(WHAT TO PRODUCE): Because the entries hold pictures, reproduce only their words, exactly as written.

(SOURCE INFORMATION):
····················

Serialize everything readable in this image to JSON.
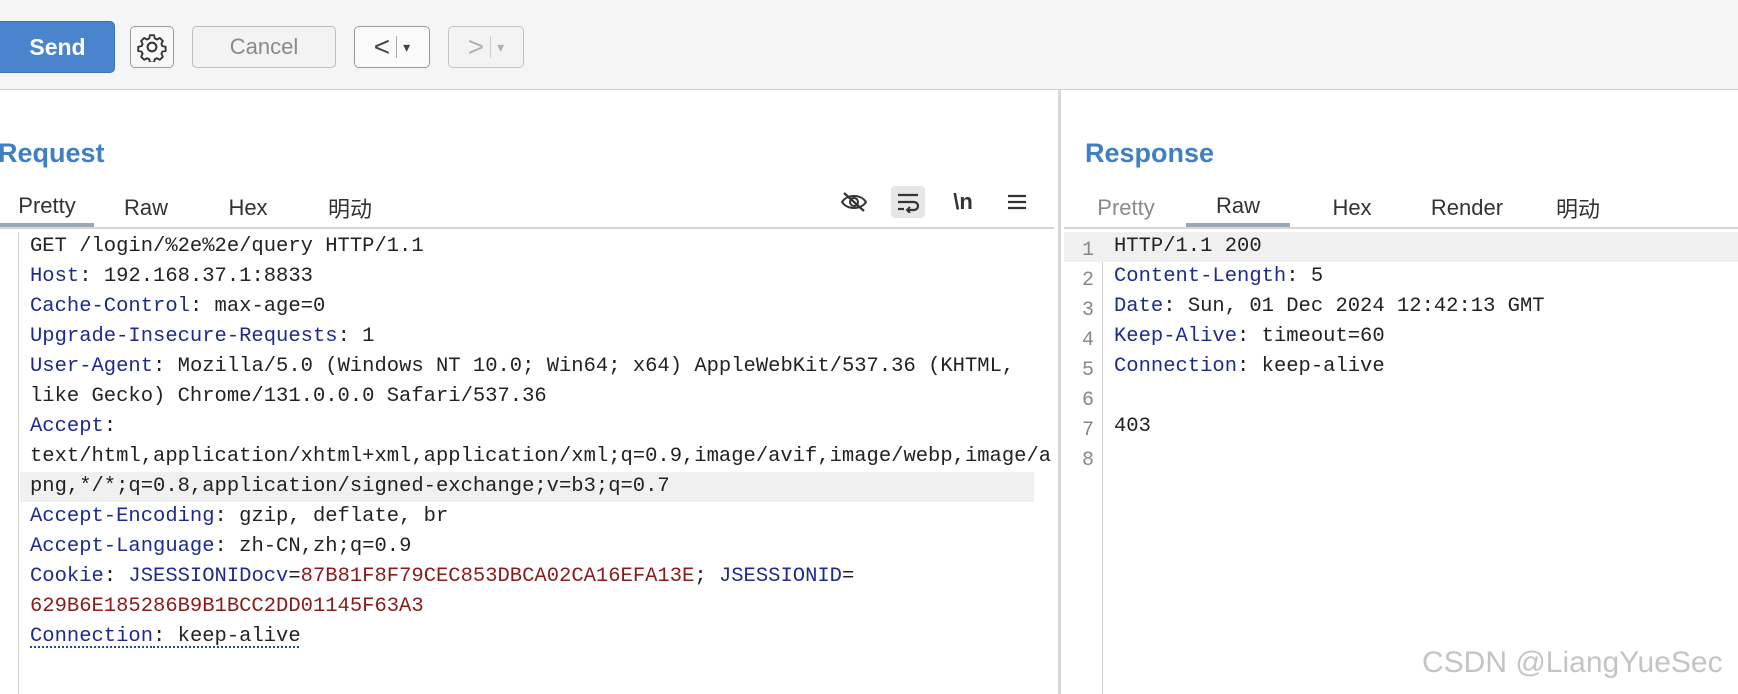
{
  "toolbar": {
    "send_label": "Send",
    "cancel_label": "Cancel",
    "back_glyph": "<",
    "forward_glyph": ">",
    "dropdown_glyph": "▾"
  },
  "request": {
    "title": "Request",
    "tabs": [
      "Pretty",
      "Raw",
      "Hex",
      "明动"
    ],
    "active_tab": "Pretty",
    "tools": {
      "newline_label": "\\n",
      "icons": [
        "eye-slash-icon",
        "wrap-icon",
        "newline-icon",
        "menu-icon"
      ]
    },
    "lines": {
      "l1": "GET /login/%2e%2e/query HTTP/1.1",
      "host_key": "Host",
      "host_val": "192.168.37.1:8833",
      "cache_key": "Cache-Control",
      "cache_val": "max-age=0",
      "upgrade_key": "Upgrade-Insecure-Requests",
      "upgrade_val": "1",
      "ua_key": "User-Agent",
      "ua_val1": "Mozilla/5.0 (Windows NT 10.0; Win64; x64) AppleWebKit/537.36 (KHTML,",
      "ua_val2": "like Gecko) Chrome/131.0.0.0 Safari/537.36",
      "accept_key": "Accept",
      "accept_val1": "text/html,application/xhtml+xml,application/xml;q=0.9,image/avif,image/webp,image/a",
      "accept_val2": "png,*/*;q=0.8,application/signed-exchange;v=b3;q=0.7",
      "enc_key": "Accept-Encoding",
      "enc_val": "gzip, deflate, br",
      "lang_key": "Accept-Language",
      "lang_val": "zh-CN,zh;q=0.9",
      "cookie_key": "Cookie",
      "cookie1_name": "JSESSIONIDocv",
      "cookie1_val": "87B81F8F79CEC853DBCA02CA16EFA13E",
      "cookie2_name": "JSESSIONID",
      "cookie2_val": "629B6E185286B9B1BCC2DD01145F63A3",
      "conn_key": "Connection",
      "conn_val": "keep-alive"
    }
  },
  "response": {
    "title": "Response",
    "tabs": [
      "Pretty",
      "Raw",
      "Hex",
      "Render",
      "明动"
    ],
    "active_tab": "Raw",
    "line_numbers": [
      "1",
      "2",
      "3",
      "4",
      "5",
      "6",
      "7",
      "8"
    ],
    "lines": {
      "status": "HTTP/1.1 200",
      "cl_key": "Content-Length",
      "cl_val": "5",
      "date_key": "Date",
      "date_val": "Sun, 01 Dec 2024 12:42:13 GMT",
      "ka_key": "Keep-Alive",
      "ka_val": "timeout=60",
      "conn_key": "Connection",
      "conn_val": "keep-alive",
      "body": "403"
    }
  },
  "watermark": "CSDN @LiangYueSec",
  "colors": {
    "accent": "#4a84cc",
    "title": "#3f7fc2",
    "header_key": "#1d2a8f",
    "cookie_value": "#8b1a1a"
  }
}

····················

(TASK RESPONSE):
Serialize everything readable in this image to JSON.
{
  "toolbar": {
    "send_label": "Send",
    "cancel_label": "Cancel",
    "back_glyph": "<",
    "forward_glyph": ">",
    "dropdown_glyph": "▾"
  },
  "request": {
    "title": "Request",
    "tabs": [
      "Pretty",
      "Raw",
      "Hex",
      "明动"
    ],
    "active_tab": "Pretty",
    "tools": {
      "newline_label": "\\n",
      "icons": [
        "eye-slash-icon",
        "wrap-icon",
        "newline-icon",
        "menu-icon"
      ]
    },
    "lines": {
      "l1": "GET /login/%2e%2e/query HTTP/1.1",
      "host_key": "Host",
      "host_val": "192.168.37.1:8833",
      "cache_key": "Cache-Control",
      "cache_val": "max-age=0",
      "upgrade_key": "Upgrade-Insecure-Requests",
      "upgrade_val": "1",
      "ua_key": "User-Agent",
      "ua_val1": "Mozilla/5.0 (Windows NT 10.0; Win64; x64) AppleWebKit/537.36 (KHTML,",
      "ua_val2": "like Gecko) Chrome/131.0.0.0 Safari/537.36",
      "accept_key": "Accept",
      "accept_val1": "text/html,application/xhtml+xml,application/xml;q=0.9,image/avif,image/webp,image/a",
      "accept_val2": "png,*/*;q=0.8,application/signed-exchange;v=b3;q=0.7",
      "enc_key": "Accept-Encoding",
      "enc_val": "gzip, deflate, br",
      "lang_key": "Accept-Language",
      "lang_val": "zh-CN,zh;q=0.9",
      "cookie_key": "Cookie",
      "cookie1_name": "JSESSIONIDocv",
      "cookie1_val": "87B81F8F79CEC853DBCA02CA16EFA13E",
      "cookie2_name": "JSESSIONID",
      "cookie2_val": "629B6E185286B9B1BCC2DD01145F63A3",
      "conn_key": "Connection",
      "conn_val": "keep-alive"
    }
  },
  "response": {
    "title": "Response",
    "tabs": [
      "Pretty",
      "Raw",
      "Hex",
      "Render",
      "明动"
    ],
    "active_tab": "Raw",
    "line_numbers": [
      "1",
      "2",
      "3",
      "4",
      "5",
      "6",
      "7",
      "8"
    ],
    "lines": {
      "status": "HTTP/1.1 200",
      "cl_key": "Content-Length",
      "cl_val": "5",
      "date_key": "Date",
      "date_val": "Sun, 01 Dec 2024 12:42:13 GMT",
      "ka_key": "Keep-Alive",
      "ka_val": "timeout=60",
      "conn_key": "Connection",
      "conn_val": "keep-alive",
      "body": "403"
    }
  },
  "watermark": "CSDN @LiangYueSec",
  "colors": {
    "accent": "#4a84cc",
    "title": "#3f7fc2",
    "header_key": "#1d2a8f",
    "cookie_value": "#8b1a1a"
  }
}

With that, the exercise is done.